The top leader of Hamas was in Egypt for talks Wednesday on halting the war in Gaza and securing the release of at least some of the estimated 129 Israeli captives held by Palestinian militants.
Hamas said that Haniyeh, who is believed to be based in Qatar, would discuss the war with Egyptian officials, without providing more details.
At the U.N. Security Council, diplomats are negotiating for the third day on a resolution to pause the fighting and allow desperately needed humanitarian aid deliveries.
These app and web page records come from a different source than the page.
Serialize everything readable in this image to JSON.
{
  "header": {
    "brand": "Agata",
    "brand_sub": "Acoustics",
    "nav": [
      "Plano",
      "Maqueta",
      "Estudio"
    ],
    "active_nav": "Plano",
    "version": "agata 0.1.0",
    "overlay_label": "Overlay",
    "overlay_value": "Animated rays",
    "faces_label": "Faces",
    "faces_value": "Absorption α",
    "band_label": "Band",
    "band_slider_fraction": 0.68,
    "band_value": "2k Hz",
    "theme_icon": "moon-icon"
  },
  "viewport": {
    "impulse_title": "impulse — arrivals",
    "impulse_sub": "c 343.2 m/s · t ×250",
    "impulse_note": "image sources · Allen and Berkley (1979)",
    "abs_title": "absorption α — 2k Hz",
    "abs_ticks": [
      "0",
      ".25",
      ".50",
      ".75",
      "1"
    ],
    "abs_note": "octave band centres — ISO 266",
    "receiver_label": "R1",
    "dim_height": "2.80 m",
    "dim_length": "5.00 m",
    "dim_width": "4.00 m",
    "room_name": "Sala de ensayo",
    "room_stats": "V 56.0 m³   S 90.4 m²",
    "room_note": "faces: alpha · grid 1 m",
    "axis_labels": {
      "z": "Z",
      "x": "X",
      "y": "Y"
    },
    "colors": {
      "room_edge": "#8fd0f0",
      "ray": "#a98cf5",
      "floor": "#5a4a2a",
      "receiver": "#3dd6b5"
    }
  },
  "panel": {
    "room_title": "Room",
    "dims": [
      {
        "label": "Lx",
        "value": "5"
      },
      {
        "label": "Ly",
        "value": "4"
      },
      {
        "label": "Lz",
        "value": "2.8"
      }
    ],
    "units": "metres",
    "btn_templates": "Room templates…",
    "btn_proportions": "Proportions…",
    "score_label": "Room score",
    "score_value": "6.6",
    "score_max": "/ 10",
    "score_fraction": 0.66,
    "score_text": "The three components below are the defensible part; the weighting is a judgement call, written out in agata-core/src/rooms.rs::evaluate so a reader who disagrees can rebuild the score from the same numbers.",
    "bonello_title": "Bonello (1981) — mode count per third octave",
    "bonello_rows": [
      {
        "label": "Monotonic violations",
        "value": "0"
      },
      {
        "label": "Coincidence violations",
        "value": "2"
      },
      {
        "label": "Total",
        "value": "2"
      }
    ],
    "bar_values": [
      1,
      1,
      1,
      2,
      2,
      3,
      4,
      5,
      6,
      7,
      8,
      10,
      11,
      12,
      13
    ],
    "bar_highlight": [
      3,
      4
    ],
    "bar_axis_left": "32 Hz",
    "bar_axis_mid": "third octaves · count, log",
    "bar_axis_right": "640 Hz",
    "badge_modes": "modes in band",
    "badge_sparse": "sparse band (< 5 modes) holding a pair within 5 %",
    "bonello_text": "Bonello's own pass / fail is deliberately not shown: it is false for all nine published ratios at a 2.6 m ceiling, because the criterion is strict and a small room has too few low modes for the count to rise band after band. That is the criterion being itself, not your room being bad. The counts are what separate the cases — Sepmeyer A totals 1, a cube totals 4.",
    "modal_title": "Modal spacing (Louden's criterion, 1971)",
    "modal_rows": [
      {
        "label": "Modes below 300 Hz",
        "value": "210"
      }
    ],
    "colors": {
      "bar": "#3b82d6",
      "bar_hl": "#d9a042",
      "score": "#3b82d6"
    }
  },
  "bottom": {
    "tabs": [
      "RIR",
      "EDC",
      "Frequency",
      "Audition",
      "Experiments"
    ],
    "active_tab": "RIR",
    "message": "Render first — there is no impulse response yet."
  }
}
The United Nations Security Council is trying to avoid another veto by the United States, the U.N. Security Council postponed voting for the second day in a row on an Arab-sponsored resolution that would deliver humanitarian aid to Gaza during some form of halt in the fighting.
Security Council members remained in intense negotiations Tuesday, as the United States has asked for more time. Talks were ongoing in an effort to get the Biden administration to abstain or vote in favor of the resolution.
Initially planned for Monday, the vote has been pushed back until Wednesday.
The draft resolution on the table Monday morning had called for an “urgent and sustainable cessation of hostilities,” but this language was watered down in a new draft circulated early Tuesday.
It now “calls for the urgent suspension of hostilities to allow safe and unhindered humanitarian access, and for urgent steps towards a sustainable cessation of hostilities.” The United States in the past has opposed language on a cessation of hostilities.
The draft also calls for the U.N. to establish a mechanism for monitoring the aid deliveries. This could be problematic because it bypasses the current Israeli inspection of aid entering Gaza.
U.S. National Security Council spokesperson John Kirby said Tuesday afternoon, when the vote was still set for 5 p.m. EST: “We’re still working through the modalities of the resolution.”
He said: “It’s important for us that the rest of the world understand what’s at stake here and what Hamas did on the 7th of October and how Israel has a right to defend itself against those threats.”
Nearly 20,000 Palestinians have been killed since Israel declared war on Hamas, according to the Health Ministry in Gaza, which does not differentiate between civilian and combatant deaths. Thousands more lie buried under the rubble of Gaza, the U.N. estimates. Israel says more than 130 of its soldiers have died in its ground offensive after Hamas raided southern Israel on Oct. 7, killing about 1,200 people — mostly civilians — and taking about 240 hostages.